# Physics:Goldschmidt tolerance factor

Factor used to determine the compatibility of an ion with a crystal structure

Goldschmidt's tolerance factor is an indicator for the stability and distortion of crystal structures.
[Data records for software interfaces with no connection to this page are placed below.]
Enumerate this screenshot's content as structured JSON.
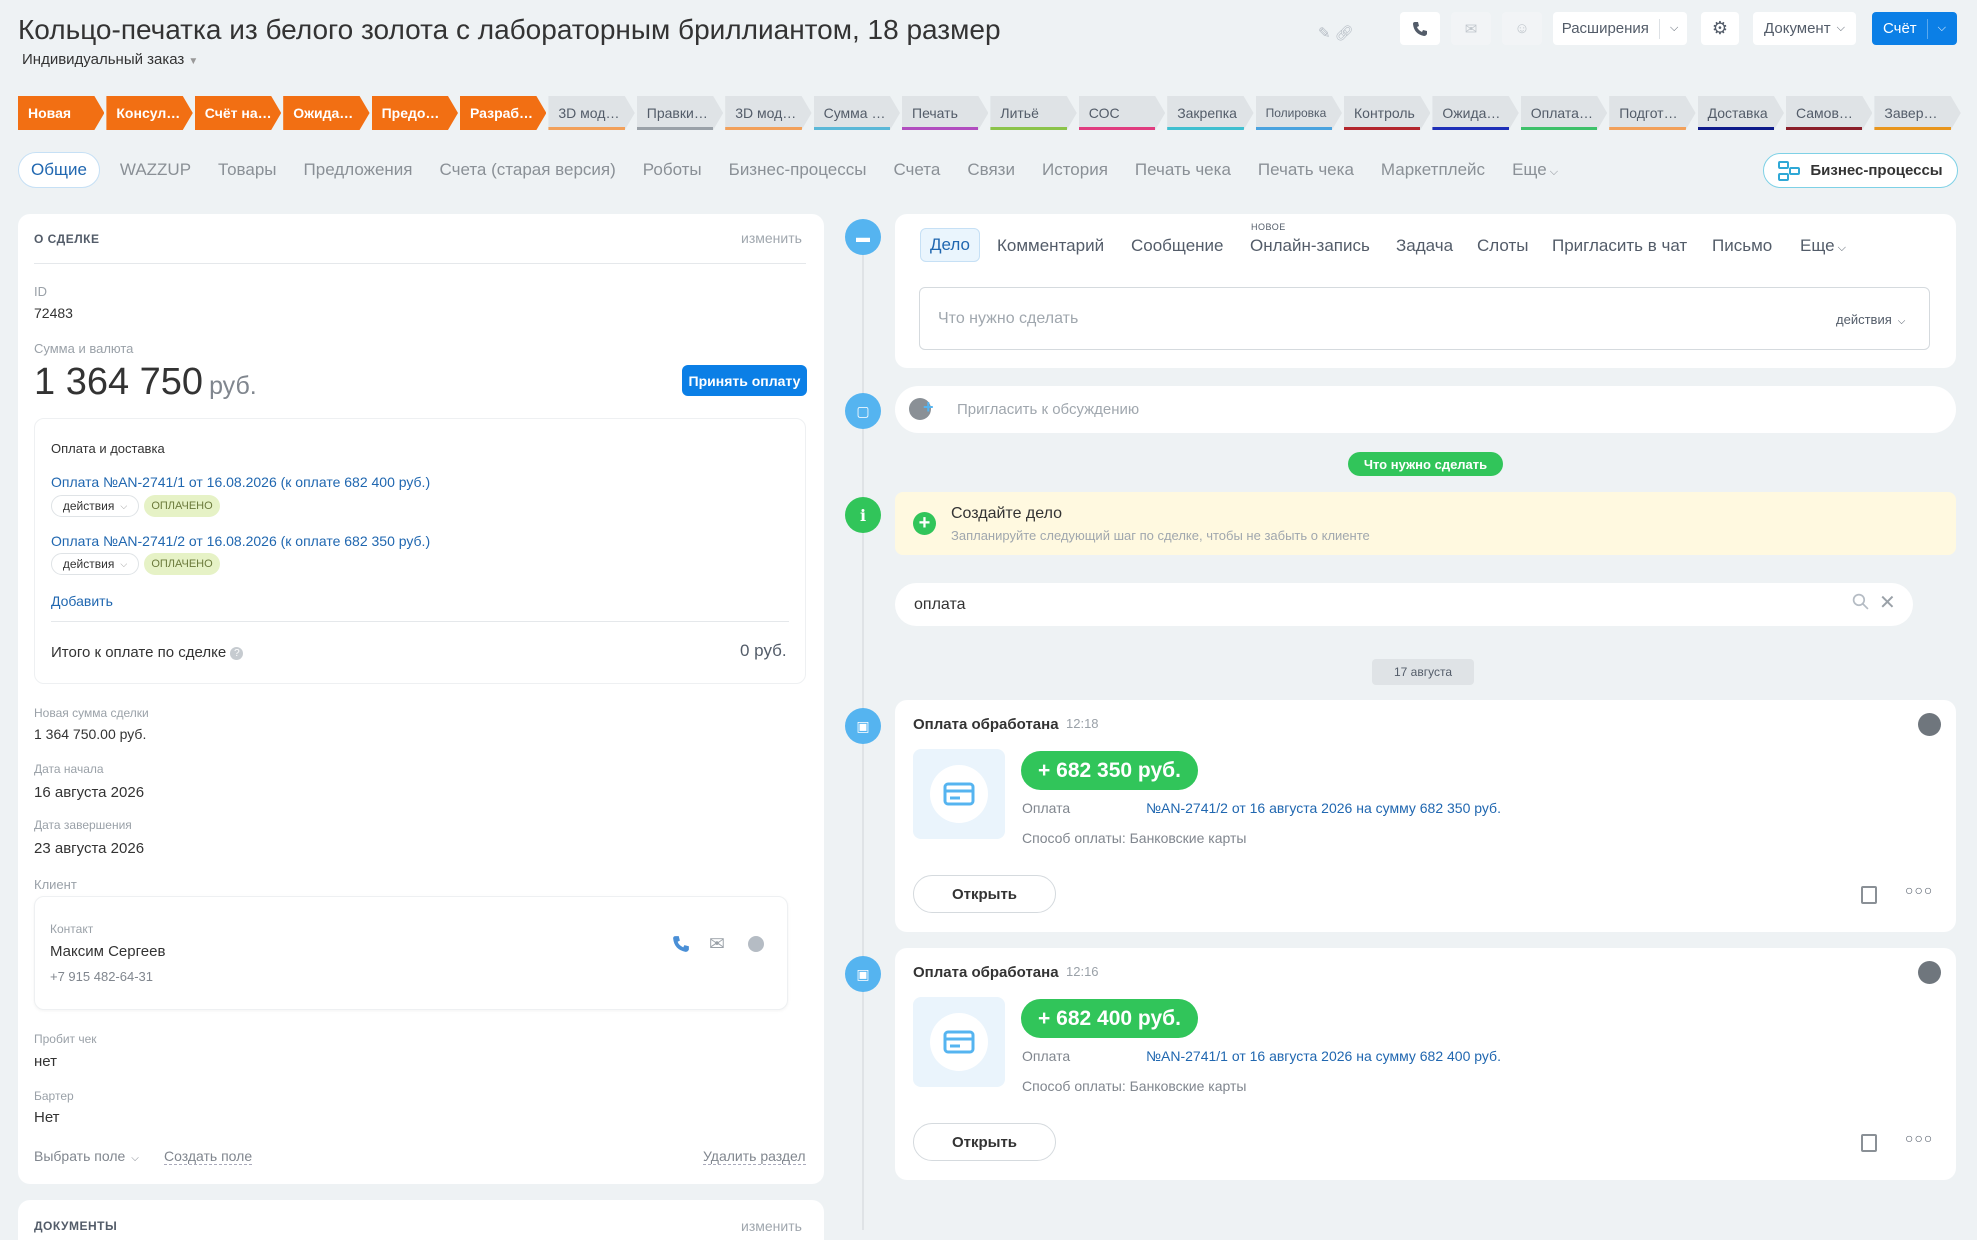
{
  "header": {
    "title": "Кольцо-печатка из белого золота с лабораторным бриллиантом, 18 размер",
    "subtitle": "Индивидуальный заказ",
    "buttons": {
      "extensions": "Расширения",
      "document": "Документ",
      "invoice": "Счёт"
    }
  },
  "stages": [
    {
      "label": "Новая",
      "state": "active",
      "color": "#f26f13"
    },
    {
      "label": "Консул…",
      "state": "active",
      "color": "#f26f13"
    },
    {
      "label": "Счёт на…",
      "state": "active",
      "color": "#f26f13"
    },
    {
      "label": "Ожида…",
      "state": "active",
      "color": "#f26f13"
    },
    {
      "label": "Предо…",
      "state": "active",
      "color": "#f26f13"
    },
    {
      "label": "Разраб…",
      "state": "active",
      "color": "#f26f13"
    },
    {
      "label": "3D мод…",
      "state": "inactive",
      "color": "#f2a05a"
    },
    {
      "label": "Правки…",
      "state": "inactive",
      "color": "#9aa1a8"
    },
    {
      "label": "3D мод…",
      "state": "inactive",
      "color": "#f2a05a"
    },
    {
      "label": "Сумма …",
      "state": "inactive",
      "color": "#5bb8d8"
    },
    {
      "label": "Печать",
      "state": "inactive",
      "color": "#b14dbf"
    },
    {
      "label": "Литьё",
      "state": "inactive",
      "color": "#8bc34a"
    },
    {
      "label": "СОС",
      "state": "inactive",
      "color": "#e03c7f"
    },
    {
      "label": "Закрепка",
      "state": "inactive",
      "color": "#3fbfd0"
    },
    {
      "label": "Полировка",
      "state": "inactive",
      "color": "#4aa3df"
    },
    {
      "label": "Контроль",
      "state": "inactive",
      "color": "#b3262d"
    },
    {
      "label": "Ожида…",
      "state": "inactive",
      "color": "#1e2fb8"
    },
    {
      "label": "Оплата…",
      "state": "inactive",
      "color": "#3ec16a"
    },
    {
      "label": "Подгот…",
      "state": "inactive",
      "color": "#f2a05a"
    },
    {
      "label": "Доставка",
      "state": "inactive",
      "color": "#0e1a8a"
    },
    {
      "label": "Самов…",
      "state": "inactive",
      "color": "#8b1f2a"
    },
    {
      "label": "Завер…",
      "state": "inactive",
      "color": "#e8951c"
    }
  ],
  "tabs": [
    "Общие",
    "WAZZUP",
    "Товары",
    "Предложения",
    "Счета (старая версия)",
    "Роботы",
    "Бизнес-процессы",
    "Счета",
    "Связи",
    "История",
    "Печать чека",
    "Печать чека",
    "Маркетплейс",
    "Еще"
  ],
  "bp_button": "Бизнес-процессы",
  "deal": {
    "section_title": "О СДЕЛКЕ",
    "edit": "изменить",
    "id_label": "ID",
    "id_value": "72483",
    "sum_label": "Сумма и валюта",
    "sum_value": "1 364 750",
    "currency": "руб.",
    "accept_payment": "Принять оплату",
    "payments_title": "Оплата и доставка",
    "payments": [
      {
        "link": "Оплата №AN-2741/1 от 16.08.2026 (к оплате 682 400 руб.)",
        "actions": "действия",
        "status": "ОПЛАЧЕНО"
      },
      {
        "link": "Оплата №AN-2741/2 от 16.08.2026 (к оплате 682 350 руб.)",
        "actions": "действия",
        "status": "ОПЛАЧЕНО"
      }
    ],
    "add": "Добавить",
    "total_label": "Итого к оплате по сделке",
    "total_value": "0 руб.",
    "new_sum_label": "Новая сумма сделки",
    "new_sum_value": "1 364 750.00 руб.",
    "start_label": "Дата начала",
    "start_value": "16 августа 2026",
    "end_label": "Дата завершения",
    "end_value": "23 августа 2026",
    "client_label": "Клиент",
    "contact_label": "Контакт",
    "contact_name": "Максим Сергеев",
    "contact_phone": "+7 915 482-64-31",
    "receipt_label": "Пробит чек",
    "receipt_value": "нет",
    "barter_label": "Бартер",
    "barter_value": "Нет",
    "choose_field": "Выбрать поле",
    "create_field": "Создать поле",
    "delete_section": "Удалить раздел"
  },
  "documents": {
    "title": "ДОКУМЕНТЫ",
    "edit": "изменить"
  },
  "editor": {
    "tabs": [
      "Дело",
      "Комментарий",
      "Сообщение",
      "Онлайн-запись",
      "Задача",
      "Слоты",
      "Пригласить в чат",
      "Письмо",
      "Еще"
    ],
    "new_badge": "НОВОЕ",
    "placeholder": "Что нужно сделать",
    "actions": "действия"
  },
  "invite_placeholder": "Пригласить к обсуждению",
  "todo_pill": "Что нужно сделать",
  "create_task": {
    "title": "Создайте дело",
    "subtitle": "Запланируйте следующий шаг по сделке, чтобы не забыть о клиенте"
  },
  "search_value": "оплата",
  "date_pill": "17 августа",
  "timeline": [
    {
      "title": "Оплата обработана",
      "time": "12:18",
      "amount": "+ 682 350 руб.",
      "pay_label": "Оплата",
      "pay_link": "№AN-2741/2 от 16 августа 2026 на сумму 682 350 руб.",
      "method": "Способ оплаты: Банковские карты",
      "open": "Открыть"
    },
    {
      "title": "Оплата обработана",
      "time": "12:16",
      "amount": "+ 682 400 руб.",
      "pay_label": "Оплата",
      "pay_link": "№AN-2741/1 от 16 августа 2026 на сумму 682 400 руб.",
      "method": "Способ оплаты: Банковские карты",
      "open": "Открыть"
    }
  ]
}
It was originally only used to describe the perovskite ABO3 structure, but now tolerance factors are also used for ilmenite.

Alternatively the tolerance factor can be used to calculate the compatibility of an ion with a crystal structure.
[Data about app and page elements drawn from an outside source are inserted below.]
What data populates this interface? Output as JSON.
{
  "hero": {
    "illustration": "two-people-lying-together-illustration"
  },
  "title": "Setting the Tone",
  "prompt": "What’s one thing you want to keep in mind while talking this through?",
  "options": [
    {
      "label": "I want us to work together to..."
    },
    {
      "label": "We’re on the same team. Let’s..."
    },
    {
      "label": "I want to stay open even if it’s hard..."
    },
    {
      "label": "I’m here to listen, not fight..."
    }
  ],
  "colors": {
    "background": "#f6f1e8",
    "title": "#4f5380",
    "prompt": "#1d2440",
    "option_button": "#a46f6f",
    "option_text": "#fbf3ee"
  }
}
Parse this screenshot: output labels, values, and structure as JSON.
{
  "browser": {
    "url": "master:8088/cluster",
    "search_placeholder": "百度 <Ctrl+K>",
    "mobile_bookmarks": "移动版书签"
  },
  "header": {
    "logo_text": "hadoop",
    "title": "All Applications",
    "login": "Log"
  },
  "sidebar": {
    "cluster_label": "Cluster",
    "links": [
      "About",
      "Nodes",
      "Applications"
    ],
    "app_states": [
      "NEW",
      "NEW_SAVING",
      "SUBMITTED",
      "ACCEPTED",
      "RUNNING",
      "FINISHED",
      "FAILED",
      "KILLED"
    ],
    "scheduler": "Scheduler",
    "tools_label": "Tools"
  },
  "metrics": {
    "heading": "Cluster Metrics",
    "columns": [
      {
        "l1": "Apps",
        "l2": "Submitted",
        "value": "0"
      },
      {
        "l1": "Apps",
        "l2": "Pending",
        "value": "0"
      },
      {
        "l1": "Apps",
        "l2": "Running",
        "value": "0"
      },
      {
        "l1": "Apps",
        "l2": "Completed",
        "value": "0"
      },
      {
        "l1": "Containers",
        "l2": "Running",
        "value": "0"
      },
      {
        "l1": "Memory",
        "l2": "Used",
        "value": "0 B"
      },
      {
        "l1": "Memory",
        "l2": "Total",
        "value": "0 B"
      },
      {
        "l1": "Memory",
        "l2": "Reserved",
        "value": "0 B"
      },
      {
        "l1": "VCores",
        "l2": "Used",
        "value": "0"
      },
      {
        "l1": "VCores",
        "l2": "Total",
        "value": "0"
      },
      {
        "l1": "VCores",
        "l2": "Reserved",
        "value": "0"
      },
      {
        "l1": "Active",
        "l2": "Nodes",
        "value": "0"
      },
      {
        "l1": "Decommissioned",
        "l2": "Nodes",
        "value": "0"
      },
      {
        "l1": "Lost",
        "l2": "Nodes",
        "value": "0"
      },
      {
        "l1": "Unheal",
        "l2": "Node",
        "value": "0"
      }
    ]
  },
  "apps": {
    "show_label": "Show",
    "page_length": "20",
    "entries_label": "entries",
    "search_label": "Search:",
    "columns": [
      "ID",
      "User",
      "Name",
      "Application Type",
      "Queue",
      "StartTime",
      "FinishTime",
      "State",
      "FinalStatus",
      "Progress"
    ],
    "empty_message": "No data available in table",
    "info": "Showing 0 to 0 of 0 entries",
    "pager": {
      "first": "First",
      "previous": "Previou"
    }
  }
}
The first description of the tolerance factor for perovskite was made by Victor Moritz Goldschmidt in 1926.

## Mathematical expression

The Goldschmidt tolerance factor ($\displaystyle{ t }$) is a dimensionless number that is calculated from the ratio of the ionic radii:
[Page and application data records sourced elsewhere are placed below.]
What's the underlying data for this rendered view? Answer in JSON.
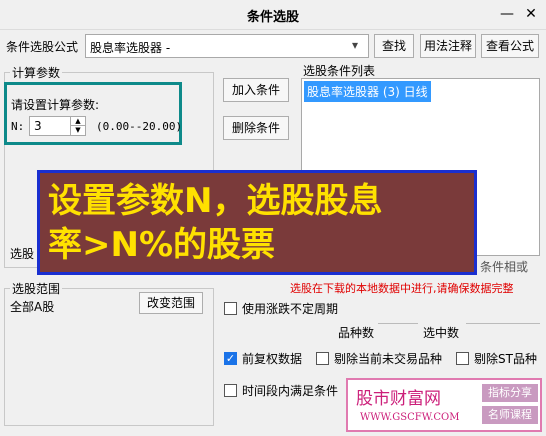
{
  "window": {
    "title": "条件选股",
    "min_glyph": "—",
    "close_glyph": "✕"
  },
  "formula_row": {
    "label": "条件选股公式",
    "selected": "股息率选股器 -",
    "dropdown_glyph": "▾",
    "find_button": "查找",
    "usage_button": "用法注释",
    "view_button": "查看公式"
  },
  "params_group": {
    "legend": "计算参数",
    "prompt": "请设置计算参数:",
    "param_name": "N:",
    "param_value": "3",
    "param_range": "(0.00--20.00)",
    "add_button": "加入条件",
    "delete_button": "删除条件",
    "partial_label": "选股"
  },
  "conditions_list": {
    "label": "选股条件列表",
    "items": [
      "股息率选股器 (3) 日线"
    ],
    "partial_right": "条件相或"
  },
  "overlay": {
    "line1": "设置参数N，选股股息",
    "line2": "率>N%的股票"
  },
  "range_group": {
    "legend": "选股范围",
    "value": "全部A股",
    "change_button": "改变范围"
  },
  "notice": "选股在下载的本地数据中进行,请确保数据完整",
  "options": {
    "use_limit_label": "使用涨跌不定周期",
    "variety_count_label": "品种数",
    "selected_count_label": "选中数",
    "forward_adjust_label": "前复权数据",
    "forward_adjust_checked": true,
    "exclude_untraded_label": "剔除当前未交易品种",
    "exclude_st_label": "剔除ST品种",
    "time_range_label": "时间段内满足条件"
  },
  "watermark": {
    "name": "股市财富网",
    "url": "WWW.GSCFW.COM",
    "tag1": "指标分享",
    "tag2": "名师课程"
  }
}
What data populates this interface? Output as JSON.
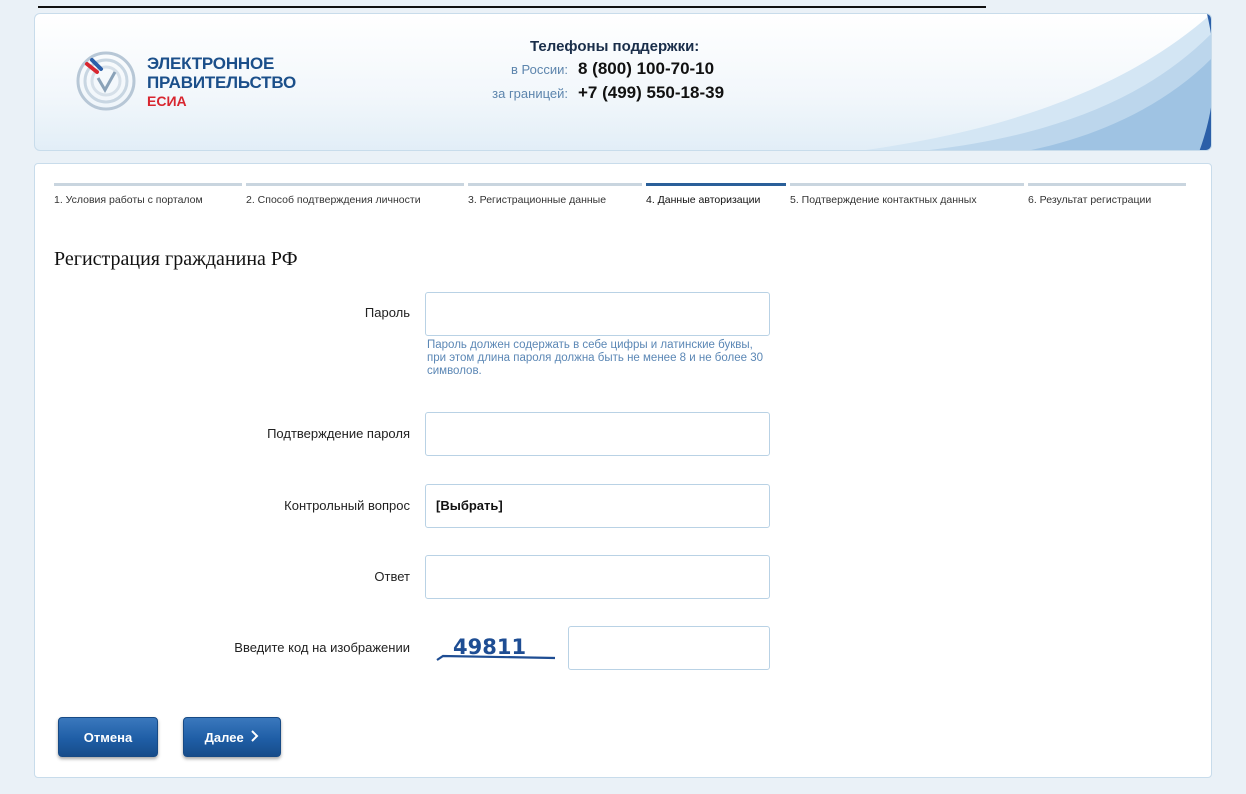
{
  "header": {
    "logo_line1": "ЭЛЕКТРОННОЕ",
    "logo_line2": "ПРАВИТЕЛЬСТВО",
    "logo_line3": "ЕСИА",
    "support_title": "Телефоны поддержки:",
    "russia_label": "в России:",
    "russia_phone": "8 (800) 100-70-10",
    "abroad_label": "за границей:",
    "abroad_phone": "+7 (499) 550-18-39"
  },
  "steps": [
    {
      "label": "1. Условия работы с порталом",
      "active": false
    },
    {
      "label": "2. Способ подтверждения личности",
      "active": false
    },
    {
      "label": "3. Регистрационные данные",
      "active": false
    },
    {
      "label": "4. Данные авторизации",
      "active": true
    },
    {
      "label": "5. Подтверждение контактных данных",
      "active": false
    },
    {
      "label": "6. Результат регистрации",
      "active": false
    }
  ],
  "page_title": "Регистрация гражданина РФ",
  "form": {
    "password_label": "Пароль",
    "password_value": "",
    "password_hint": "Пароль должен содержать в себе цифры и латинские буквы, при этом длина пароля должна быть не менее 8 и не более 30 символов.",
    "confirm_label": "Подтверждение пароля",
    "confirm_value": "",
    "question_label": "Контрольный вопрос",
    "question_value": "[Выбрать]",
    "answer_label": "Ответ",
    "answer_value": "",
    "captcha_label": "Введите код на изображении",
    "captcha_code": "49811",
    "captcha_value": ""
  },
  "buttons": {
    "cancel": "Отмена",
    "next": "Далее",
    "next_icon": "chevron-right-icon"
  },
  "colors": {
    "brand_blue": "#1b4f8a",
    "brand_red": "#d8262f",
    "button_blue": "#1f5ea6",
    "hint_blue": "#5b87b5"
  }
}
 $\displaystyle{ t={r_A+r_O \over \sqrt{2}(r_B+r_O)} }$ rA is the radius of the A cation. rB is the radius of the B cation. rO is the radius of the anion (usually oxygen).

In an ideal cubic perovskite structure, the lattice parameter (i.e., length) of the unit cell (a) can be calculated using the following equation:

 $\displaystyle{ a=\sqrt{2}(r_A+r_O)=2(r_B+r_O) }$ rA is the radius of the A cation. rB is the radius of the B cation. rO is the radius of the anion (usually oxygen).

## Perovskite structure

The perovskite structure has the following tolerance factors (t):

Goldschmidt tolerance factor (t) Structure Explanation Example Example lattice
>1 Hexagonal or Tetragonal A ion too big or B ion too small.
• BaNiO3
• BaTiO3 (t=1.0617）
-
0.9-1 Cubic A and B ions have ideal size.
0.71 - 0.9 Orthorhombic/Rhombohedral A ions too small to fit into B ion interstices.
• GdFeO3 (Orthorhombic)
• CaTiO3 (Orthorhombic)
<0.71 Different structures A ions and B have similar ionic radii.
-